The Supreme Court of the United States ruled today that DOMA (The Defense of Marriage Act) is unconstitutional in a 5-4 majority decision. A series of bureaucratic adjustments, federal and state tensions, and upcoming legal battles for full recognition of what can one day be called a “same-sex marriage” are still to come.
For many people, this means the ability to file joint taxes, petition for green cards, receive Social Security benefits, among other things. In what is an eruption of political symbolism, I caution us to keep level-headed. It is by means other than reason that we still fail to admit that the cry for “human rights” that has reduced violence against bodies has resulted in what we see now in the battle between the States and the Federal government over issues like gay marriage — an era of bureaucratic and administrative violence.
Social issues, most recently “gay marriage,” in the United States are usually on the center stage of our elusive political landscape.
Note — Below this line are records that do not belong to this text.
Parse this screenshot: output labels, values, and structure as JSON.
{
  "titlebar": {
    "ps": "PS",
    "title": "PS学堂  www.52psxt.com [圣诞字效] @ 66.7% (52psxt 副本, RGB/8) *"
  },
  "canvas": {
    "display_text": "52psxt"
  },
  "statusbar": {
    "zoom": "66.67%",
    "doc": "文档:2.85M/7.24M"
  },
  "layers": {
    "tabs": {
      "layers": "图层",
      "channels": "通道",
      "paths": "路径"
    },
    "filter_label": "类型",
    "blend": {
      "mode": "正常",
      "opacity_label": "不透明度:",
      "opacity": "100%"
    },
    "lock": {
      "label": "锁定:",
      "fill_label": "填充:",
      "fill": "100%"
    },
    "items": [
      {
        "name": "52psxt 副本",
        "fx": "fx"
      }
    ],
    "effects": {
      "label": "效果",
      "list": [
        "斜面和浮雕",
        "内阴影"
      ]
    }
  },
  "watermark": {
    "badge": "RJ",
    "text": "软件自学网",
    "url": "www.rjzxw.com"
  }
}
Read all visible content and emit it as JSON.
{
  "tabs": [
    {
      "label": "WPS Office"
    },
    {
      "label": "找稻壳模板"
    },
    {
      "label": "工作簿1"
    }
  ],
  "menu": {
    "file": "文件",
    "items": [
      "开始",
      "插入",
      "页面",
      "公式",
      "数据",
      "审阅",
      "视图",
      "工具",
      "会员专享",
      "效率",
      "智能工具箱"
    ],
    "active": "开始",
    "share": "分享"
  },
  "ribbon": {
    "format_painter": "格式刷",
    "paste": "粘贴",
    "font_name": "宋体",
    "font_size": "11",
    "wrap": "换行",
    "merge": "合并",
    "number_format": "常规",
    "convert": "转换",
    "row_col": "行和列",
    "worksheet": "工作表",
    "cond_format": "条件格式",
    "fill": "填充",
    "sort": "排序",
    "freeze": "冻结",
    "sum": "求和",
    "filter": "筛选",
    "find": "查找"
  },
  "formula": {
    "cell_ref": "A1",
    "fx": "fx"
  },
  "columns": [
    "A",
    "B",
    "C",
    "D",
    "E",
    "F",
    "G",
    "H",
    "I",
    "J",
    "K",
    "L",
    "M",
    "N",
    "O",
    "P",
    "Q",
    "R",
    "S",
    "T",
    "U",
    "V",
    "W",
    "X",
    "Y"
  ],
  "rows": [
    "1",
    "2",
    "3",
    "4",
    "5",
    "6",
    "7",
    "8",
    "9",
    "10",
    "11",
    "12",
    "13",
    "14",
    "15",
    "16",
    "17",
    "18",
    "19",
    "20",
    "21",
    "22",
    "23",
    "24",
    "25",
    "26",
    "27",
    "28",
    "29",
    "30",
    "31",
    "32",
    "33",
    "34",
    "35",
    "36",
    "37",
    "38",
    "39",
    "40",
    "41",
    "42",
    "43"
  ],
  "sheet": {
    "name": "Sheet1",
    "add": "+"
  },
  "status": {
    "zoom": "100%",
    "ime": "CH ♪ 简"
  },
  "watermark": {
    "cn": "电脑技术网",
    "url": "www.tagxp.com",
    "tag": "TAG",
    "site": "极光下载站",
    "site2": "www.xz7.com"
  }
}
Gay marriage, abortion, God talk, seem to take the media by storm when they reemerge as infamous and tiresome “battles for rights.” I’m sure this is not a view that many people share, particularly because being identified as a complainer in this country is the highest form of social treason. But, I suppose treason is the only dignified way of becoming political in an increasingly post-political country.
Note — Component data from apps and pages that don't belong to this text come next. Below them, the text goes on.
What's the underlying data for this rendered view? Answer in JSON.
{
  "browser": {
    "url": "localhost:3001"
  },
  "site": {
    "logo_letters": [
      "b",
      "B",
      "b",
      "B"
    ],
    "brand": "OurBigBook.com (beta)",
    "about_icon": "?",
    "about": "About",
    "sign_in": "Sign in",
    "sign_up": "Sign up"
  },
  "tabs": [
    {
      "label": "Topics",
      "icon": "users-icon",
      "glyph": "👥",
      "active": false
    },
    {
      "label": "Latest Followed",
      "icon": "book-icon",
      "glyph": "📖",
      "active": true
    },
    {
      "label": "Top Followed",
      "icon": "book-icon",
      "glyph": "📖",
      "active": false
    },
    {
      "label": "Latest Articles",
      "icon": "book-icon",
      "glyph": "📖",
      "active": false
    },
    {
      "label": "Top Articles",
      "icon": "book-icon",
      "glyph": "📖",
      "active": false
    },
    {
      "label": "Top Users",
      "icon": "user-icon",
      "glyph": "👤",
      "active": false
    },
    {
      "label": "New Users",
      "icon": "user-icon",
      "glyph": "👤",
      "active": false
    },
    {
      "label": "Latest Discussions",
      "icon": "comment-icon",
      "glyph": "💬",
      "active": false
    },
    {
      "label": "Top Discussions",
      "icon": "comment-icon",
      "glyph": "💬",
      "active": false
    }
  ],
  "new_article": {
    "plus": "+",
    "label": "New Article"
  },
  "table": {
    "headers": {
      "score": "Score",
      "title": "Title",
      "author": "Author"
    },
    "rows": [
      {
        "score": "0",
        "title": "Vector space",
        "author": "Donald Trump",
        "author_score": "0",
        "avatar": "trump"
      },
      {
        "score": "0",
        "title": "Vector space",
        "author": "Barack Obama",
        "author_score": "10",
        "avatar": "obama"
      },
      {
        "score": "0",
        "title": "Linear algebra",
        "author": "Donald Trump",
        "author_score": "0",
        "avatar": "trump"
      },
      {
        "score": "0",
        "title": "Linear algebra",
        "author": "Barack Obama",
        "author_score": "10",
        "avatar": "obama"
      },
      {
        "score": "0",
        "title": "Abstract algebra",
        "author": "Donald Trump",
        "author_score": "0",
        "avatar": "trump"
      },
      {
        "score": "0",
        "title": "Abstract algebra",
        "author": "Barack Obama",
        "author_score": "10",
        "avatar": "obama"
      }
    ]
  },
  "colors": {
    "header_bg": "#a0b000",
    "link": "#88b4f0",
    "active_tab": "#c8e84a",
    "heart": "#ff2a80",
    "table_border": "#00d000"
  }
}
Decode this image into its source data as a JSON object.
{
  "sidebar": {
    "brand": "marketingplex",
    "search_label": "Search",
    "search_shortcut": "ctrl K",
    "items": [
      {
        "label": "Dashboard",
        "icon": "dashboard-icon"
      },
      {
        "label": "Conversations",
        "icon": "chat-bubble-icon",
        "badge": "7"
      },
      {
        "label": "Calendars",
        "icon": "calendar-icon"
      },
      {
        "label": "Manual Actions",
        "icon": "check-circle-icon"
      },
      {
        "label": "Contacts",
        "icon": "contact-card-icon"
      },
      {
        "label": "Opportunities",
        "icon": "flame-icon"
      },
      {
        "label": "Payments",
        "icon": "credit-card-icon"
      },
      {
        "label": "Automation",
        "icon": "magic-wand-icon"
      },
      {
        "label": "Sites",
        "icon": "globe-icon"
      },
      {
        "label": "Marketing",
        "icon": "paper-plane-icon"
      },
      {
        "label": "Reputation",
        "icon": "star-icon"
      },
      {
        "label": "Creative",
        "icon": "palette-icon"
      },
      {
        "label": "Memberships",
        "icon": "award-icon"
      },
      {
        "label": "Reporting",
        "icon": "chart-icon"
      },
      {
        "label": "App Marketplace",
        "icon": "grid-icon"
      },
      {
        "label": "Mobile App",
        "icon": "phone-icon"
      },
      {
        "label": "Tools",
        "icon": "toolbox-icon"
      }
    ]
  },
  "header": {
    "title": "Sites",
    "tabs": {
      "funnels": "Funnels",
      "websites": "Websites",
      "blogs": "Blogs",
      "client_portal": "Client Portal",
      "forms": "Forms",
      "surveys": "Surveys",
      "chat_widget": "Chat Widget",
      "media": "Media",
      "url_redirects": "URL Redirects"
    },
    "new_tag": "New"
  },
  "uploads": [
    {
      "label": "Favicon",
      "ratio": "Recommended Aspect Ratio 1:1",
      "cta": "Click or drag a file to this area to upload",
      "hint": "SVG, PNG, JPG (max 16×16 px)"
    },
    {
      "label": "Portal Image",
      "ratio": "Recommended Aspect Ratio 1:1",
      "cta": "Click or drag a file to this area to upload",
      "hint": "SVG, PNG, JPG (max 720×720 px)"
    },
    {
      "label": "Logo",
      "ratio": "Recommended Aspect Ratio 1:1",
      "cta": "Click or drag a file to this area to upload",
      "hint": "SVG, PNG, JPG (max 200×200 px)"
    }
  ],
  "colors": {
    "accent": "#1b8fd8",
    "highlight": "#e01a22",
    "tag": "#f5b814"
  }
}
The fact of this complicated matter is, that political struggles like gay marriage are so loaded with symbolic politics and spectacle, that it is difficult to see what is actually going on. It does not go without notice that key decisions regarding voting rights this week have failed. And that decisions such as Citizens United represent a profound shift in what it means to “speak” in our political system. This is not to say, that in the spirit of relativism, an American without a ban on same-sex marriage is not more tolerable to live in; I myself, am a gay man who loves his partner and would notarized whatever needs to be notarized for his well-being (and should be allowed to), but this does not mean that marriage is a “right” in any way. Marriage is a bureaucratic institution that has performed a tremendous amount of administrative violence on people, either by excluding them, or more historically relevant, by including them (i.e. women) in its compulsive coupledom politics.
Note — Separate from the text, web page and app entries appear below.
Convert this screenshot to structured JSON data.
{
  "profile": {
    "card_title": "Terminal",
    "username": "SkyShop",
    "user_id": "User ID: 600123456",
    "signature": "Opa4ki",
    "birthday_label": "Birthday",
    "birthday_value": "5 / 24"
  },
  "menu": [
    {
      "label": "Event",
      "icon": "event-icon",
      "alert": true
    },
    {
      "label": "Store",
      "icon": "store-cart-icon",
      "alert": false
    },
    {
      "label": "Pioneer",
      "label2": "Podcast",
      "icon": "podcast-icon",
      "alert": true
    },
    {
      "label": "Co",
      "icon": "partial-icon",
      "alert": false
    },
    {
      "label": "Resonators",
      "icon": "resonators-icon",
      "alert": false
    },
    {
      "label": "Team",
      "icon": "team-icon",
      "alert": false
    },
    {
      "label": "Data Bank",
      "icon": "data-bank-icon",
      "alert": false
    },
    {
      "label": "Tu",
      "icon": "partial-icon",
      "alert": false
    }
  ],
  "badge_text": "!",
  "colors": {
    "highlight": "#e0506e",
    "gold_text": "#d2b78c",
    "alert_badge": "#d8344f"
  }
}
As our Government continues to claim “National Security” to extend acts of surveillance and monitoring on all forms of political dissent, maintains illegal occupations of countries, and defends the right to unconstitutional prisons and torture facilities abroad, WE, as the LGBT community, must remain cognizant of what is at stake with the symbolism that we so arrogantly participate in. With rainbow flags flying and equality signs taking over digital media, let’s not turn into the passive community that our governments so desperately want us to become.
For my friends who will begin to receive the much needed privileges of marriage that they have been denied, I am joyful. But I leave you with this: do not thank a government or a court. Many people in these systems are people with good intentions, with LGBT children, with a notion of what progress is suppose to look like, but nevertheless, they are part of a system of bureautic terror. We must never thank a court, at the very least, these institutions are doing their job. The outcomes of which are still unpredictable in a country where all aspects of our personal lives are monitored and regulated in the cold, distant, and calculated systems of governmental oversight.
Equality is not the answer, autonomy is.